Find this film on Netflix.

  1. The Judge (القاضية)

Directed by Erika Cohn, The Judge, follows Kholoud Al-Faqih, a Palestinian judge, in her journey to becoming the first female Sharia judge in the country. This documentary is one of the newest Arabic movies I have watched, and so far one of my favorite Arabic movies. This movie really highlights how Kholoud is not only the first female Sharia judge in Palestine, but one of the first female Sharia judges in the whole MENA region. I find this movie interesting too because many people think of Palestine as more conservative than other Middle Eastern Arab countries, but Kholoud challenges that idea. This movie uses a lot more technical/work-related words in the Palestinian dialect, but it is good practice for those of you who wish to use Arabic at work someday.

Find this film on Amazon Prime.

  1. Amreeka (امريكا)

Directed by Cherien Dabis, Amreeka, follows a Palestinian single mom and her son’s journey as new immigrants in Indiana. This is a great movie for Arabic beginners because the movie is a mix of Arabic and English, and highlights the perspectives of new Arab immigrants in America. I loved this movie because when I was just beginning to learn Arabic, this movie had the perfect amount of English and Arabic, and had a very cute storyline. 

Find this film on Amazon Prime.

There are many lists of “best” Levantine Arabic movies that I encourage you all to look up as there are many more good Levantine movies than those that I have mentioned here. (Also as a side note, Amazon Prime truly has the best selection of Arabic films.) Enjoy!

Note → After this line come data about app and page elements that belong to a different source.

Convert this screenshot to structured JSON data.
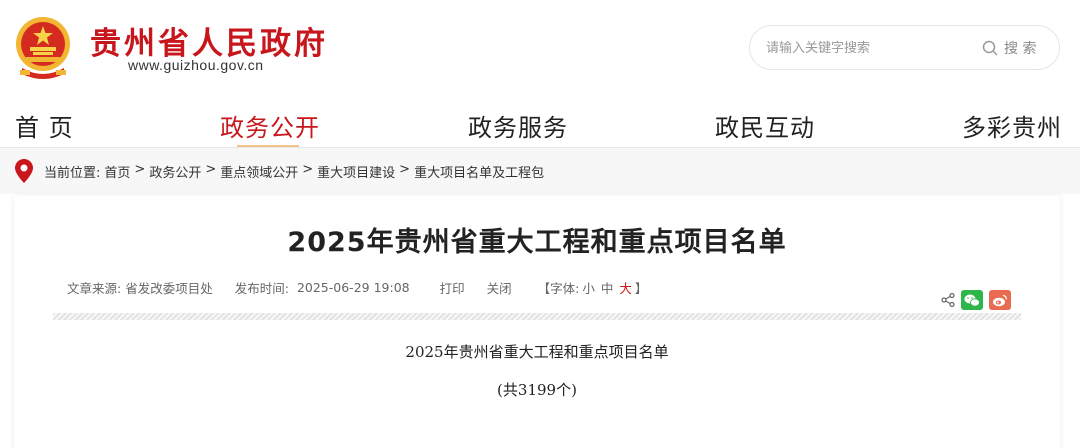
{
  "header": {
    "site_title": "贵州省人民政府",
    "site_url": "www.guizhou.gov.cn",
    "search_placeholder": "请输入关键字搜索",
    "search_label": "搜 索",
    "emblem_icon": "national-emblem-icon",
    "brand_color": "#c8161d"
  },
  "nav": {
    "items": [
      {
        "label": "首 页"
      },
      {
        "label": "政务公开"
      },
      {
        "label": "政务服务"
      },
      {
        "label": "政民互动"
      },
      {
        "label": "多彩贵州"
      }
    ],
    "active_index": 1
  },
  "breadcrumb": {
    "prefix": "当前位置:",
    "items": [
      "首页",
      "政务公开",
      "重点领域公开",
      "重大项目建设",
      "重大项目名单及工程包"
    ],
    "separator": ">"
  },
  "article": {
    "title": "2025年贵州省重大工程和重点项目名单",
    "source_label": "文章来源:",
    "source": "省发改委项目处",
    "date_label": "发布时间:",
    "date": "2025-06-29 19:08",
    "print": "打印",
    "close": "关闭",
    "font_open": "【字体:",
    "font_small": "小",
    "font_medium": "中",
    "font_large": "大",
    "font_close": "】",
    "body_title": "2025年贵州省重大工程和重点项目名单",
    "body_count": "(共3199个)"
  }
}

What do you think about the films I’ve mentioned here? Do you have any favorites that you would like to share?

Lily Hijazi-Sacay

Lily Hijazi-Sacay is an organizer for the teachers union in Minnesota, a wife, and an activist for humanitarian work. She’s been studying Arabic for over five years and met her husband in Amman, Jordan while studying abroad. For two years, she worked for the Jordanian Red Crescent and is fluent in the Jordanian Arabic Dialect and proficient in Fusha. In her free time, she enjoys cooking new dishes from around the world and refurbishing old furniture.

Leave a Reply

Your email address will not be published. Required fields are marked *